Dataset rows describing interfaces:
********************

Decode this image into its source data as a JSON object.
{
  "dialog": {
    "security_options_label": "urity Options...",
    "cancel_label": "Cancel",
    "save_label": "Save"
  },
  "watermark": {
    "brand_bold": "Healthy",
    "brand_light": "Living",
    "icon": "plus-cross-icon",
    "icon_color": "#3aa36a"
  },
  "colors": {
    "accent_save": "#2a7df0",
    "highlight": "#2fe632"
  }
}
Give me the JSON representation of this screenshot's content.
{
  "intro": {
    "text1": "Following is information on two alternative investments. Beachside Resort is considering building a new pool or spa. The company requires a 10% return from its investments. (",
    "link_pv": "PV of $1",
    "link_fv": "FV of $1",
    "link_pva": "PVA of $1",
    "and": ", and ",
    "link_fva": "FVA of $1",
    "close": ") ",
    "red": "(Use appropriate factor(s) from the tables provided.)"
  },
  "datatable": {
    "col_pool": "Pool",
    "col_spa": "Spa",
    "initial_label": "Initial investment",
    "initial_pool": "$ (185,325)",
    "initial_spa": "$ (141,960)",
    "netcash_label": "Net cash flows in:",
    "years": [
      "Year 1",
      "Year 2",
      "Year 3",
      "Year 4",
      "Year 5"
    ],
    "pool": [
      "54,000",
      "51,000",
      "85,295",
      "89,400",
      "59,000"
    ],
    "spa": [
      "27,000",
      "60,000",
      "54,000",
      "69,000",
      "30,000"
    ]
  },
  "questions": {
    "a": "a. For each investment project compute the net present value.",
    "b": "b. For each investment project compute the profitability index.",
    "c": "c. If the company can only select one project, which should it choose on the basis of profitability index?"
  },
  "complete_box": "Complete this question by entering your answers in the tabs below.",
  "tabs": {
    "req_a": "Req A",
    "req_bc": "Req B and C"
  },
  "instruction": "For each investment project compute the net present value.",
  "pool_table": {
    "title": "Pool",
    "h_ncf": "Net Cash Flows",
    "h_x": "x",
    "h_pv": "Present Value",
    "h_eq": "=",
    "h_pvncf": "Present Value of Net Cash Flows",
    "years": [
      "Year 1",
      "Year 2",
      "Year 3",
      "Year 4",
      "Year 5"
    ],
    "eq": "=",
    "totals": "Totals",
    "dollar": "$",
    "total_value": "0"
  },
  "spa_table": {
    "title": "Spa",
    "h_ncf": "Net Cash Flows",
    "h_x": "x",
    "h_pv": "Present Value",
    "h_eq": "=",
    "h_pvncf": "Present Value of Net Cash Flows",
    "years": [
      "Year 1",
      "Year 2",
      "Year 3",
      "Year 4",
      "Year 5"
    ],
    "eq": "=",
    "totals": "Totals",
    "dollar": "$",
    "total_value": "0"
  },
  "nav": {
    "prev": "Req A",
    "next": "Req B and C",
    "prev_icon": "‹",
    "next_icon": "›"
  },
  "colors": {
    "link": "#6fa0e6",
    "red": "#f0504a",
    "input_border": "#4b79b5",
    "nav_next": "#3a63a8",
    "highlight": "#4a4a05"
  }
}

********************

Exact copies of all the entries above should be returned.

#### Written response:
Decode this image into its source data as a JSON object.
{
  "dialog": {
    "security_options_label": "urity Options...",
    "cancel_label": "Cancel",
    "save_label": "Save"
  },
  "watermark": {
    "brand_bold": "Healthy",
    "brand_light": "Living",
    "icon": "plus-cross-icon",
    "icon_color": "#3aa36a"
  },
  "colors": {
    "accent_save": "#2a7df0",
    "highlight": "#2fe632"
  }
}
Give me the JSON representation of this screenshot's content.
{
  "intro": {
    "text1": "Following is information on two alternative investments. Beachside Resort is considering building a new pool or spa. The company requires a 10% return from its investments. (",
    "link_pv": "PV of $1",
    "link_fv": "FV of $1",
    "link_pva": "PVA of $1",
    "and": ", and ",
    "link_fva": "FVA of $1",
    "close": ") ",
    "red": "(Use appropriate factor(s) from the tables provided.)"
  },
  "datatable": {
    "col_pool": "Pool",
    "col_spa": "Spa",
    "initial_label": "Initial investment",
    "initial_pool": "$ (185,325)",
    "initial_spa": "$ (141,960)",
    "netcash_label": "Net cash flows in:",
    "years": [
      "Year 1",
      "Year 2",
      "Year 3",
      "Year 4",
      "Year 5"
    ],
    "pool": [
      "54,000",
      "51,000",
      "85,295",
      "89,400",
      "59,000"
    ],
    "spa": [
      "27,000",
      "60,000",
      "54,000",
      "69,000",
      "30,000"
    ]
  },
  "questions": {
    "a": "a. For each investment project compute the net present value.",
    "b": "b. For each investment project compute the profitability index.",
    "c": "c. If the company can only select one project, which should it choose on the basis of profitability index?"
  },
  "complete_box": "Complete this question by entering your answers in the tabs below.",
  "tabs": {
    "req_a": "Req A",
    "req_bc": "Req B and C"
  },
  "instruction": "For each investment project compute the net present value.",
  "pool_table": {
    "title": "Pool",
    "h_ncf": "Net Cash Flows",
    "h_x": "x",
    "h_pv": "Present Value",
    "h_eq": "=",
    "h_pvncf": "Present Value of Net Cash Flows",
    "years": [
      "Year 1",
      "Year 2",
      "Year 3",
      "Year 4",
      "Year 5"
    ],
    "eq": "=",
    "totals": "Totals",
    "dollar": "$",
    "total_value": "0"
  },
  "spa_table": {
    "title": "Spa",
    "h_ncf": "Net Cash Flows",
    "h_x": "x",
    "h_pv": "Present Value",
    "h_eq": "=",
    "h_pvncf": "Present Value of Net Cash Flows",
    "years": [
      "Year 1",
      "Year 2",
      "Year 3",
      "Year 4",
      "Year 5"
    ],
    "eq": "=",
    "totals": "Totals",
    "dollar": "$",
    "total_value": "0"
  },
  "nav": {
    "prev": "Req A",
    "next": "Req B and C",
    "prev_icon": "‹",
    "next_icon": "›"
  },
  "colors": {
    "link": "#6fa0e6",
    "red": "#f0504a",
    "input_border": "#4b79b5",
    "nav_next": "#3a63a8",
    "highlight": "#4a4a05"
  }
}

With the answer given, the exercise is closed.